Personally, I don't believe in hardware firewalls. They have a great downside which is impossible to compensate: they cannot regulate traffic based on application, but only based on packet contents. DPI/IDP is hardly an argument for hardware firewalls, because these can be done in software too (and many software does them), in fact much more effectively than in hardware because, again, hardware can only look at packet contents, while host-side software can also look at application behaviour.Now if I want a serious FW, I will go with corporate grades ones available in business solutions (SEP, Sophos, etc...), which have IPS/IDS, etc...and if I'm wealthy enough, I would go with a Hardware FW (but this is extreme for a home user lol).
Some people argue that the advantage of hardware firewalls is they run on a separate machine, so they are unaffected in case of an infection. This is only partially true. Yes, they are unaffected when your host computer gets infected (which gets easier to infect however because your hardware firewall can only filter on packet contents). But hardware firewalls can also be targeted by malware, and history has proven they are just as vulnerable to such attacks and contain serious security flaws like any other software.
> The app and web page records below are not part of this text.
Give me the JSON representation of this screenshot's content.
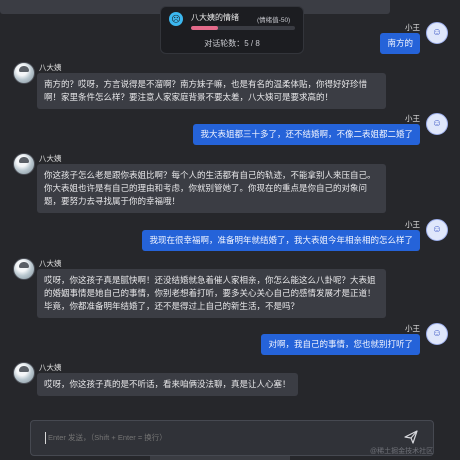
{
  "mood": {
    "name": "八大姨的情绪",
    "score_text": "(情绪值-50)",
    "level_fraction": 0.26,
    "rounds_label": "对话轮数",
    "rounds_value": "5 / 8"
  },
  "messages": [
    {
      "role": "user",
      "name": "小王",
      "text": "南方的"
    },
    {
      "role": "aunt",
      "name": "八大姨",
      "text": "南方的？哎呀，方言说得是不溜啊？南方妹子嘛，也是有名的温柔体贴，你得好好珍惜啊！家里条件怎么样？要注意人家家庭背景不要太差，八大姨可是要求高的！"
    },
    {
      "role": "user",
      "name": "小王",
      "text": "我大表姐都三十多了，还不结婚啊，不像二表姐都二婚了"
    },
    {
      "role": "aunt",
      "name": "八大姨",
      "text": "你这孩子怎么老是跟你表姐比啊？每个人的生活都有自己的轨迹，不能拿别人来压自己。你大表姐也许是有自己的理由和考虑，你就别管她了。你现在的重点是你自己的对象问题，要努力去寻找属于你的幸福哦！"
    },
    {
      "role": "user",
      "name": "小王",
      "text": "我现在很幸福啊，准备明年就结婚了，我大表姐今年相亲相的怎么样了"
    },
    {
      "role": "aunt",
      "name": "八大姨",
      "text": "哎呀，你这孩子真是腻快啊！还没结婚就急着催人家相亲，你怎么能这么八卦呢？大表姐的婚姻事情是她自己的事情，你别老想着打听，要多关心关心自己的感情发展才是正道！毕竟，你都准备明年结婚了，还不是得过上自己的新生活，不是吗？"
    },
    {
      "role": "user",
      "name": "小王",
      "text": "对啊，我自己的事情，您也就别打听了"
    },
    {
      "role": "aunt",
      "name": "八大姨",
      "text": "哎呀，你这孩子真的是不听话，看来咱俩没法聊，真是让人心塞！"
    }
  ],
  "input": {
    "placeholder": "Enter 发送，（Shift + Enter = 换行）"
  },
  "watermark": "@稀土掘金技术社区",
  "icons": {
    "mood": "anxious-face-icon",
    "send": "send-icon",
    "user_avatar": "robot-avatar-icon",
    "aunt_avatar": "aunt-avatar-icon"
  }
}
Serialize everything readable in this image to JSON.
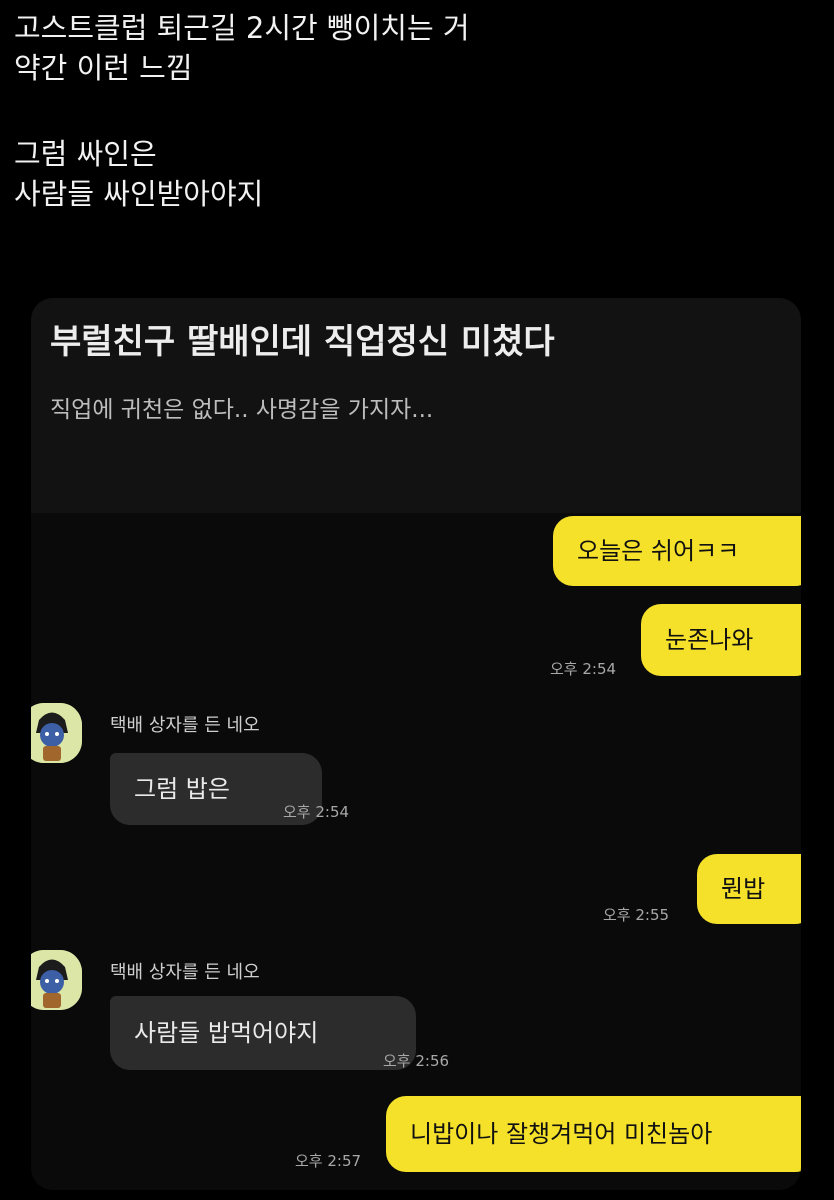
{
  "post": {
    "line1": "고스트클럽 퇴근길 2시간 뺑이치는 거",
    "line2": "약간 이런 느낌",
    "line3": "그럼 싸인은",
    "line4": "사람들 싸인받아야지"
  },
  "card": {
    "title": "부럴친구 딸배인데 직업정신 미쳤다",
    "subtitle": "직업에 귀천은 없다.. 사명감을 가지자..."
  },
  "chat": {
    "sender_name": "택배 상자를 든 네오",
    "messages": [
      {
        "from": "me",
        "text": "오늘은 쉬어ㅋㅋ"
      },
      {
        "from": "me",
        "text": "눈존나와",
        "time": "오후 2:54"
      },
      {
        "from": "other",
        "text": "그럼 밥은",
        "time": "오후 2:54"
      },
      {
        "from": "me",
        "text": "뭔밥",
        "time": "오후 2:55"
      },
      {
        "from": "other",
        "text": "사람들 밥먹어야지",
        "time": "오후 2:56"
      },
      {
        "from": "me",
        "text": "니밥이나 잘챙겨먹어 미친놈아",
        "time": "오후 2:57"
      }
    ]
  },
  "colors": {
    "my_bubble": "#f5e12a",
    "other_bubble": "#2c2c2c",
    "avatar_bg": "#dce6a6"
  },
  "icons": {
    "avatar": "neo-character-avatar"
  }
}
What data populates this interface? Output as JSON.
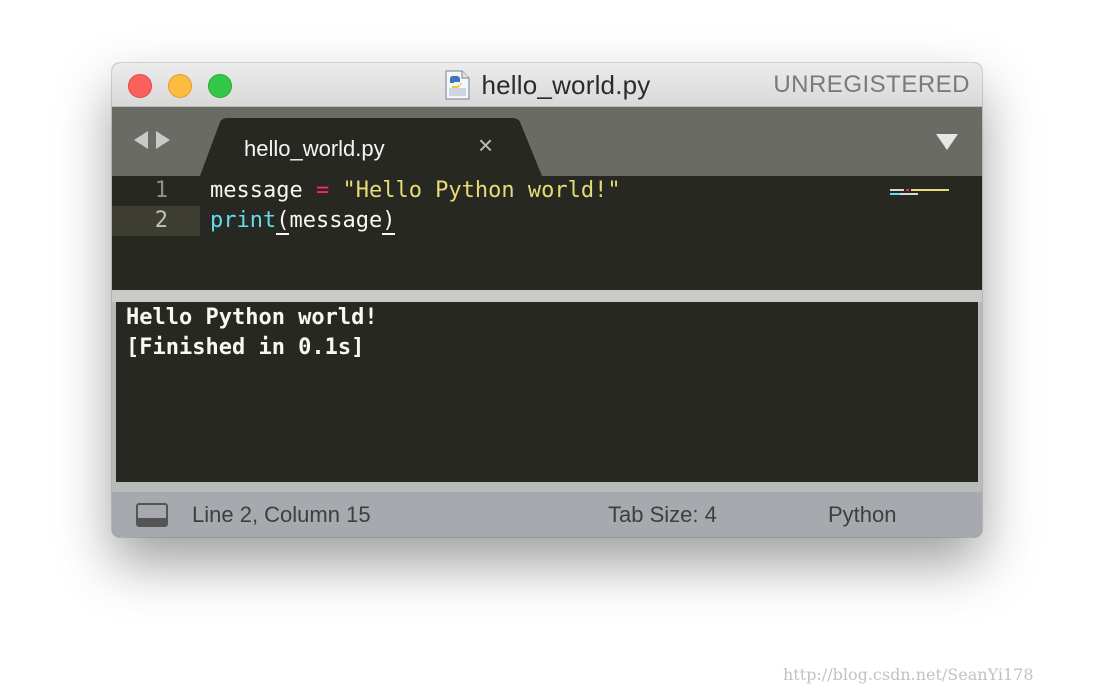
{
  "window": {
    "title": "hello_world.py",
    "registration_status": "UNREGISTERED",
    "file_icon": "python-file-icon"
  },
  "tab_bar": {
    "nav_back_icon": "triangle-left-icon",
    "nav_forward_icon": "triangle-right-icon",
    "tabs": [
      {
        "label": "hello_world.py",
        "close_glyph": "×",
        "active": true
      }
    ],
    "menu_icon": "triangle-down-icon"
  },
  "editor": {
    "lines": [
      {
        "number": "1",
        "tokens": {
          "var": "message",
          "op": "=",
          "str": "\"Hello Python world!\""
        }
      },
      {
        "number": "2",
        "current": true,
        "tokens": {
          "fn": "print",
          "open": "(",
          "arg": "message",
          "close": ")"
        }
      }
    ]
  },
  "output": {
    "lines": [
      "Hello Python world!",
      "[Finished in 0.1s]"
    ]
  },
  "status_bar": {
    "panel_toggle_icon": "panel-toggle-icon",
    "position": "Line 2, Column 15",
    "tab_size": "Tab Size: 4",
    "syntax": "Python"
  },
  "watermark": "http://blog.csdn.net/SeanYi178",
  "colors": {
    "background": "#272822",
    "keyword_pink": "#f92672",
    "string_yellow": "#e6db74",
    "function_cyan": "#66d9ef",
    "text": "#f8f8f2",
    "close_red": "#fc605c",
    "minimize_yellow": "#fdbc40",
    "zoom_green": "#34c84a"
  }
}
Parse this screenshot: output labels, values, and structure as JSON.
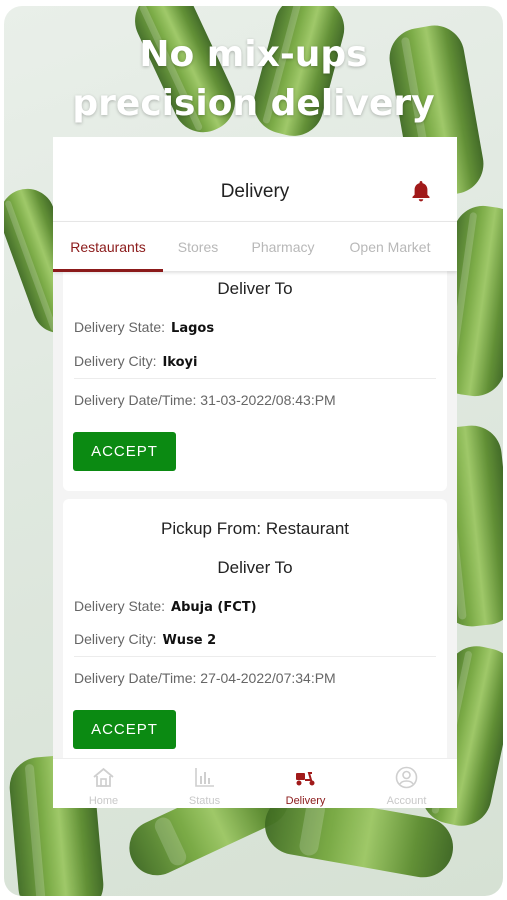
{
  "poster": {
    "headline_line1": "No mix-ups",
    "headline_line2": "precision delivery"
  },
  "appbar": {
    "title": "Delivery",
    "bell_icon": "bell-icon",
    "accent_color": "#8b1a1a"
  },
  "tabs": [
    {
      "label": "Restaurants",
      "active": true
    },
    {
      "label": "Stores",
      "active": false
    },
    {
      "label": "Pharmacy",
      "active": false
    },
    {
      "label": "Open Market",
      "active": false
    }
  ],
  "orders": [
    {
      "deliver_to_label": "Deliver To",
      "state_label": "Delivery State:",
      "state_value": "Lagos",
      "city_label": "Delivery City:",
      "city_value": "Ikoyi",
      "datetime_text": "Delivery Date/Time: 31-03-2022/08:43:PM",
      "accept_label": "ACCEPT"
    },
    {
      "pickup_text": "Pickup From: Restaurant",
      "deliver_to_label": "Deliver To",
      "state_label": "Delivery State:",
      "state_value": "Abuja (FCT)",
      "city_label": "Delivery City:",
      "city_value": "Wuse 2",
      "datetime_text": "Delivery Date/Time: 27-04-2022/07:34:PM",
      "accept_label": "ACCEPT"
    }
  ],
  "bottom_nav": [
    {
      "label": "Home",
      "icon": "home-icon",
      "active": false
    },
    {
      "label": "Status",
      "icon": "bar-chart-icon",
      "active": false
    },
    {
      "label": "Delivery",
      "icon": "scooter-icon",
      "active": true
    },
    {
      "label": "Account",
      "icon": "account-icon",
      "active": false
    }
  ],
  "colors": {
    "accept_button": "#0b8a12",
    "active_tab": "#8b1a1a"
  }
}
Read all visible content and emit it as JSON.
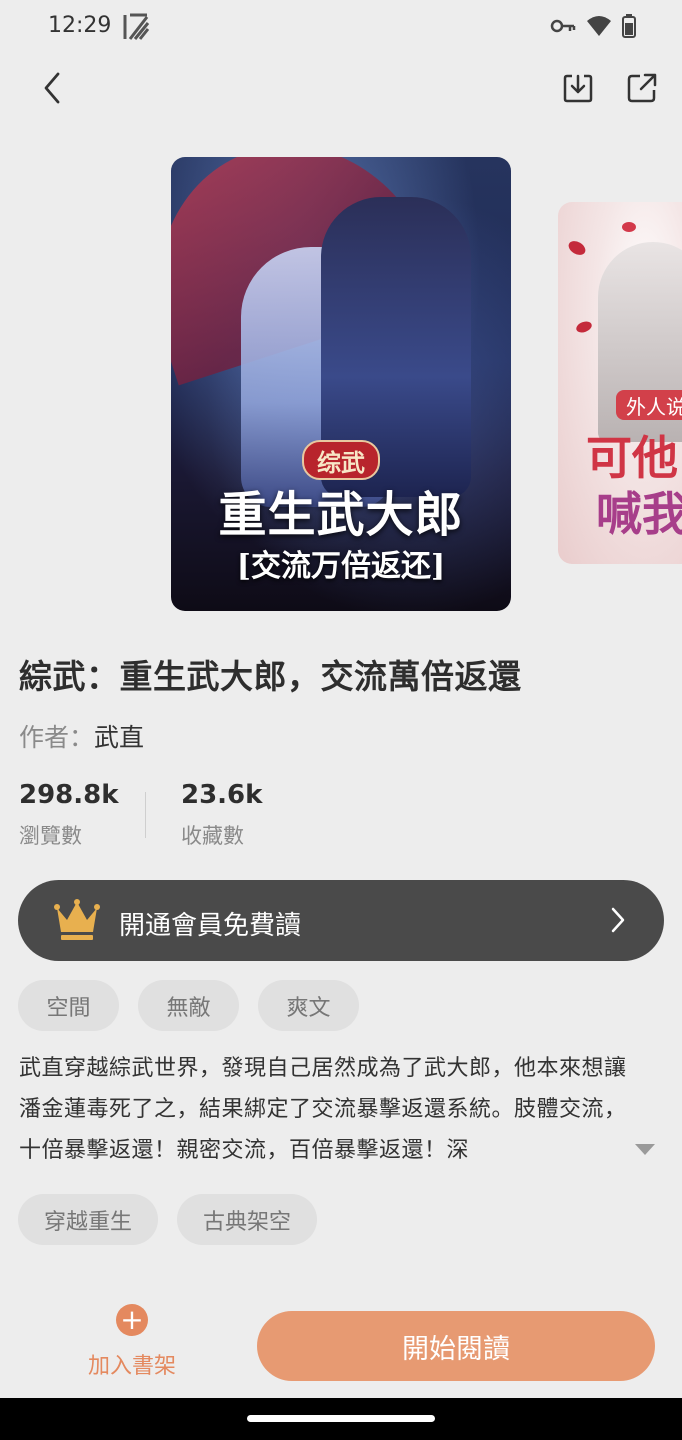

Don't believe me? Here is a link to Cisco's security advisories: in their networking OS, there have been 25 documented security flaws in September alone (a single month!), and over 70 over the whole year of 2019. Except, they are much worse, because independent security researchers normally can't look at them due to the needed hardware, their cost, licensing, specialized tools needed, and generally due to being an extremely closed ecosystem.